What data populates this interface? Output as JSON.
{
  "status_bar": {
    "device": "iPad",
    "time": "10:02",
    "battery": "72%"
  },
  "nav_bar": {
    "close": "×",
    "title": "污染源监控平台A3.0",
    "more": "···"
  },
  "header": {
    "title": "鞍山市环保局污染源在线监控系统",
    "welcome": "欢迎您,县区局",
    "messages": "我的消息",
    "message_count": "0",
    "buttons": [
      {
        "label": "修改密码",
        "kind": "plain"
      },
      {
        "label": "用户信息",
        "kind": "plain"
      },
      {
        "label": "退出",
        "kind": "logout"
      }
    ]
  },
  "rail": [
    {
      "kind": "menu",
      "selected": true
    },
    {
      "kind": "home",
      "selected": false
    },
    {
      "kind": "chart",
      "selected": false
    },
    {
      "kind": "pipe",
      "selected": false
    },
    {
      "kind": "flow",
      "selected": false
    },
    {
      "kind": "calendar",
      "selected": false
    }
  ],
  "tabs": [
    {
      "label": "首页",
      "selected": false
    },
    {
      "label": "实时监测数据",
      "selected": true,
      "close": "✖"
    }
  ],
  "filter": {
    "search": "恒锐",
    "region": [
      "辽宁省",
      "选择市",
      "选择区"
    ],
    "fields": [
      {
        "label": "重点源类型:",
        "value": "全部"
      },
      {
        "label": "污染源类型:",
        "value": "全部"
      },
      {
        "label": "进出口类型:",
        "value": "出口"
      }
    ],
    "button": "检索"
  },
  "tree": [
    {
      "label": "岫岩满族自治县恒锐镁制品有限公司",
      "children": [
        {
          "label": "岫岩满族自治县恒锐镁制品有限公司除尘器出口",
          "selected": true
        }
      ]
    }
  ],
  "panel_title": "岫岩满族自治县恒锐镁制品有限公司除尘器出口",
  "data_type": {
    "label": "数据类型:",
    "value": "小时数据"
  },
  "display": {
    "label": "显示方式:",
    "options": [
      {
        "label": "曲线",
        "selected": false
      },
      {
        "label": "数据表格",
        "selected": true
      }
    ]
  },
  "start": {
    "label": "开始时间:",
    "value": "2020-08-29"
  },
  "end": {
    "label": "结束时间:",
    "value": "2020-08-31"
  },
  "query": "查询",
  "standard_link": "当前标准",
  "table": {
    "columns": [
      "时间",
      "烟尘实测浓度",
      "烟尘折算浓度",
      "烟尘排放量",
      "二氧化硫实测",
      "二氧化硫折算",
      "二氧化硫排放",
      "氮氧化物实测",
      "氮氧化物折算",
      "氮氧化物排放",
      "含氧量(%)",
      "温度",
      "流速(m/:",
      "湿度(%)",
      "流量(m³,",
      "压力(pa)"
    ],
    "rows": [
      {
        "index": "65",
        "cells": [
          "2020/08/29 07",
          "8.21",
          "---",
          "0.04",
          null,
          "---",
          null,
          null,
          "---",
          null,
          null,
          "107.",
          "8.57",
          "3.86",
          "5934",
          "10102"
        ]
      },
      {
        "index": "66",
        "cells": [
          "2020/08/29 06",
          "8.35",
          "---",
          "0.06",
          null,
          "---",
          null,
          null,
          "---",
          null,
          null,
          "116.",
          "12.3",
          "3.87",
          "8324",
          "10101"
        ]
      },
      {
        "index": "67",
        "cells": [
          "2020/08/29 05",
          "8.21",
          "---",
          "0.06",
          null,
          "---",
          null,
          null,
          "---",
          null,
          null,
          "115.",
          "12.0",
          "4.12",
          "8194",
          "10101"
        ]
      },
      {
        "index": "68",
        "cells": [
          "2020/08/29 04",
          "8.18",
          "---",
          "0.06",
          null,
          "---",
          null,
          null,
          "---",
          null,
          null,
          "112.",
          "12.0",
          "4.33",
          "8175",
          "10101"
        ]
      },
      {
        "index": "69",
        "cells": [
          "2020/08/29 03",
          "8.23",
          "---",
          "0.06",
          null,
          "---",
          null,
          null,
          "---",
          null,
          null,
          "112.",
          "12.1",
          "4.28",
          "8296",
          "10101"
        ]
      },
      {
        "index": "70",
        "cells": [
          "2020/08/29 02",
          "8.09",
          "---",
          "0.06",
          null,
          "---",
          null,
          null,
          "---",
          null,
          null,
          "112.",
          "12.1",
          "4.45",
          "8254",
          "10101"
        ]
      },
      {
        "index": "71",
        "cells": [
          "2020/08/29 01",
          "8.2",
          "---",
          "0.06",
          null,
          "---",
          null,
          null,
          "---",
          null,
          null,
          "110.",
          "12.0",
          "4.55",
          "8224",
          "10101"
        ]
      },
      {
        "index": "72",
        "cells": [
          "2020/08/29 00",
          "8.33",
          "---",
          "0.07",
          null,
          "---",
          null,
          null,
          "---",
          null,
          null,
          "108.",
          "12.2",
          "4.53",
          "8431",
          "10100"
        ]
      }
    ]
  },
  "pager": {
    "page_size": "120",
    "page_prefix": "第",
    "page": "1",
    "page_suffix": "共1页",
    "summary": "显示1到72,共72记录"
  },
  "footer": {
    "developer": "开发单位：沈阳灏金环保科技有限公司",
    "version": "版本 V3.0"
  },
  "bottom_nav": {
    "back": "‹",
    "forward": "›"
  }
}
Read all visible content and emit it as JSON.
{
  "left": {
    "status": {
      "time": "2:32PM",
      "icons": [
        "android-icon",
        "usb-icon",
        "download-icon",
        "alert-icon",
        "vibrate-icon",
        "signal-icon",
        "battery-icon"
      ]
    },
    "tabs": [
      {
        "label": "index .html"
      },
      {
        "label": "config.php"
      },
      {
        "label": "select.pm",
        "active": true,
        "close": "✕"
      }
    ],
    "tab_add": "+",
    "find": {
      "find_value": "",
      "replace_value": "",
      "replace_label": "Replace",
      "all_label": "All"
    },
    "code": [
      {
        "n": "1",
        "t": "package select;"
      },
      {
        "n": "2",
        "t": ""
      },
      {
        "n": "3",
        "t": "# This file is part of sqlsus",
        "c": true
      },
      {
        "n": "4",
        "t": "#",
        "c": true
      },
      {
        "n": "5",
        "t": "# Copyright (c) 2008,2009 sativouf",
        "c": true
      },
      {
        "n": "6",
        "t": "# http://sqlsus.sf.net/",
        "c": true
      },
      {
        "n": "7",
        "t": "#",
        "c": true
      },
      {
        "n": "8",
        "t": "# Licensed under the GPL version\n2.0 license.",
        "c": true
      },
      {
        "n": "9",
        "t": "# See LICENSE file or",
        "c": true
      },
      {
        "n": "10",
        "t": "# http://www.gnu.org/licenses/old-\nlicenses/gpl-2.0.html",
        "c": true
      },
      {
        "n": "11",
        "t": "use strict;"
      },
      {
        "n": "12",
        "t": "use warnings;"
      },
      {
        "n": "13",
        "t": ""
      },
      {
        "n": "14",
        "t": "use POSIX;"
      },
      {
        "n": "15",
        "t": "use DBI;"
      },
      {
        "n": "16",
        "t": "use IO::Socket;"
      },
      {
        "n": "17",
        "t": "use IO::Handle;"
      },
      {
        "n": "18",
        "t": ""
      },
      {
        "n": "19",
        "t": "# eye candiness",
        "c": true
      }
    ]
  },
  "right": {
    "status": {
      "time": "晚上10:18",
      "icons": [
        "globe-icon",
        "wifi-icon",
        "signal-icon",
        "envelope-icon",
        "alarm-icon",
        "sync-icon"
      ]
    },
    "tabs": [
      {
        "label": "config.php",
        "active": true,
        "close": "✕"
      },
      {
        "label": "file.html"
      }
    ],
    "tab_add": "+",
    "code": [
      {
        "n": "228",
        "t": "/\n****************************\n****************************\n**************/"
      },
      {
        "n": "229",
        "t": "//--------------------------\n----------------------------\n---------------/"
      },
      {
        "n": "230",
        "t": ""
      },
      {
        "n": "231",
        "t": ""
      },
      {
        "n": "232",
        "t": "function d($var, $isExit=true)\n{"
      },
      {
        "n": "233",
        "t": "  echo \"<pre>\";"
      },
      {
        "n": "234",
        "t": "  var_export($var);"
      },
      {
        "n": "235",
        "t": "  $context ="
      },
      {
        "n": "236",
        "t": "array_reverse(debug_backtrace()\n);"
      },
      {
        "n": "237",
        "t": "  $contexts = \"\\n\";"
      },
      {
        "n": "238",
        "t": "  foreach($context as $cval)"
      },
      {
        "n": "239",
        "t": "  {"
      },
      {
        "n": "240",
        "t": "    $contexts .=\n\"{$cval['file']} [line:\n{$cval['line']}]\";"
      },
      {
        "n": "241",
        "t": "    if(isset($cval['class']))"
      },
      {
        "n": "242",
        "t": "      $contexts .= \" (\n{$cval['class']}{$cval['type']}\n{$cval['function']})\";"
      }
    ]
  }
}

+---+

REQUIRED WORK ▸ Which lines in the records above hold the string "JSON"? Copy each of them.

WORKED SOLUTION ▸
What data populates this interface? Output as JSON.
Read all visible content and emit it as JSON.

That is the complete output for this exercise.